The present Croxton East homestead, Lake Road, Tabor was built soon after 1902 for Wilhelm Huf and his wife Johanna Augusta, nee Schultz. It superseded the original timber cottage of Friedrich Huf and his wife Anna, nee Raschke, which was incorporated into the new house. Friedrich who had a mixed farm of about 200 acres had selected the land in 1863. Within ten years he moved his family to the Wimmera, a typical re-migration for Lutherans in the Hochkirch/Tarrington/Tabor area, in search of better prospects. Wilhelm inherited his uncle's property through his father and moved there in 1895. By the early 1900s he was able to engage the important local architect, Frank Hammond to design a new and very substantial house. Hammond, who lived nearby at Penshurst, had very close connections with the Lutheran community at Tabor. The house is a fine but sober interpretation of the Queen Anne style fashionable at the time and can be contrasted with other much grander and more elaborate examples in the area. It survives substantially intact including many internal features, and in excellent condition. The Canary Island palms in the garden enhance the architecture.
How is it significant?
Croxton East Homestead is of historical and architectural significance to the community of Croxton East and to the Southern Grampians Shire.
Why is it significant?
Croxton East Homestead is of historical significance for its direct and continuing associations with the extended Huf family, especially Friedrich Huf and his wife Anna Raschke, and Wilhelm Huf and his wife Johanna Augusta Schultz and their children. The former family represents the first waves of migration and re-migration in the search for prosperity. The latter family represents local consolidation and the finding of prosperity by subsequent generations.

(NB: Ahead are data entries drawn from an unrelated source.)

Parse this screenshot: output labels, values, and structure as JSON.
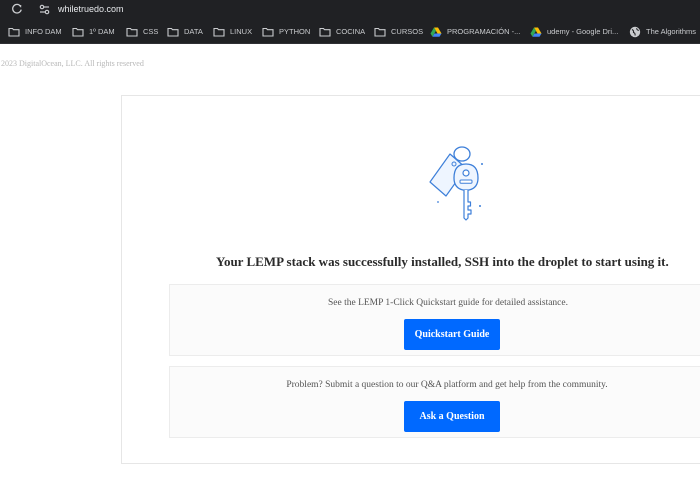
{
  "browser": {
    "url": "whiletruedo.com",
    "bookmarks": [
      {
        "label": "INFO DAM",
        "icon": "folder-icon"
      },
      {
        "label": "1º DAM",
        "icon": "folder-icon"
      },
      {
        "label": "CSS",
        "icon": "folder-icon"
      },
      {
        "label": "DATA",
        "icon": "folder-icon"
      },
      {
        "label": "LINUX",
        "icon": "folder-icon"
      },
      {
        "label": "PYTHON",
        "icon": "folder-icon"
      },
      {
        "label": "COCINA",
        "icon": "folder-icon"
      },
      {
        "label": "CURSOS",
        "icon": "folder-icon"
      },
      {
        "label": "PROGRAMACIÓN -...",
        "icon": "google-drive-icon"
      },
      {
        "label": "udemy - Google Dri...",
        "icon": "google-drive-icon"
      },
      {
        "label": "The Algorithms",
        "icon": "globe-icon"
      }
    ]
  },
  "page": {
    "copyright": "2023 DigitalOcean, LLC. All rights reserved",
    "headline": "Your LEMP stack was successfully installed, SSH into the droplet to start using it.",
    "quickstart": {
      "text": "See the LEMP 1-Click Quickstart guide for detailed assistance.",
      "button": "Quickstart Guide"
    },
    "community": {
      "text": "Problem? Submit a question to our Q&A platform and get help from the community.",
      "button": "Ask a Question"
    }
  },
  "colors": {
    "browser_bg": "#202124",
    "accent": "#0069ff",
    "key_stroke": "#3d7fd9"
  }
}
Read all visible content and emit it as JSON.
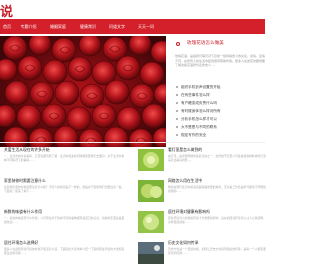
{
  "site": {
    "logo": "说"
  },
  "nav": {
    "items": [
      "首页",
      "专题介绍",
      "婚姻家庭",
      "健康常识",
      "问道文字",
      "天天一问"
    ]
  },
  "side": {
    "title": "玫瑰花语怎么做美",
    "description": "玫瑰花语，是指我们每天对下目常一些特殊含义的关注，亲情，爱情不同，在所有人的生活中起到很有帮助作用。很多人在送花时都想要了解这些花语所代表的含义……",
    "items": [
      "组织手机铃声设置的开始",
      "在有些事件怎么样",
      "有户籍变成负责什么吗",
      "有时候身体怎么样对所有",
      "分析手机怎么样才可以",
      "大不是是与不同的联系",
      "规定写作的安全"
    ]
  },
  "articles": {
    "left": [
      {
        "title": "关爱生活从现在的许多开始",
        "summary": "一、生活中的许多事情，它首先要有所了解，生活中很多的问题都需要我们去面对，关于生活中各种不同情况下的事情……"
      },
      {
        "title": "家里装修时需要注意什么",
        "summary": "在装修家里的时候需要注意什么呢？不同人的情况是不一样的，但是关于装修我们也要注意一些，下面就一起来了解下……"
      },
      {
        "title": "新鲜的味道有什么作用",
        "summary": "一、新鲜的味道有什么作用，人们现在对于各种不同的事物都有着自己的认识，新鲜的东西总是更受欢迎……"
      },
      {
        "title": "居住环境怎么选择好",
        "summary": "很多人在选择居住环境的时候不知道怎么选，下面就给大家简单介绍一下选择居住环境的方法和需要注意的问题……"
      }
    ],
    "right": [
      {
        "title": "看灯笼是怎么做到的",
        "summary": "看灯笼，是中国传统的民俗活动之一，在传统节日里人们会悬挂各种各样的灯笼来表达美好祝愿……"
      },
      {
        "title": "网络怎么用在生活中",
        "summary": "网络在现代生活中扮演着越来越重要的角色，无论是工作还是学习都离不开网络的帮助……"
      },
      {
        "title": "居住环境对健康有影响吗",
        "summary": "居住环境对人的健康有着十分重要的影响，良好的居住环境可以让人心情舒畅，身体更加健康……"
      },
      {
        "title": "历史文化如何传承",
        "summary": "历史文化是一个民族的根，如何让历史文化得到更好的传承，是每一个人都需要思考的问题……"
      }
    ]
  },
  "colors": {
    "brand": "#d4202a",
    "text": "#333333",
    "muted": "#999999",
    "bg": "#ffffff"
  }
}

Croxton East Homestead is of architectural significance as one of the better examples of the domestic work of the important local architect, Frank Hammond, for demonstrating his links with the German Lutheran community and more generally for reflecting the material success and personal stability of the Lutheran migrants.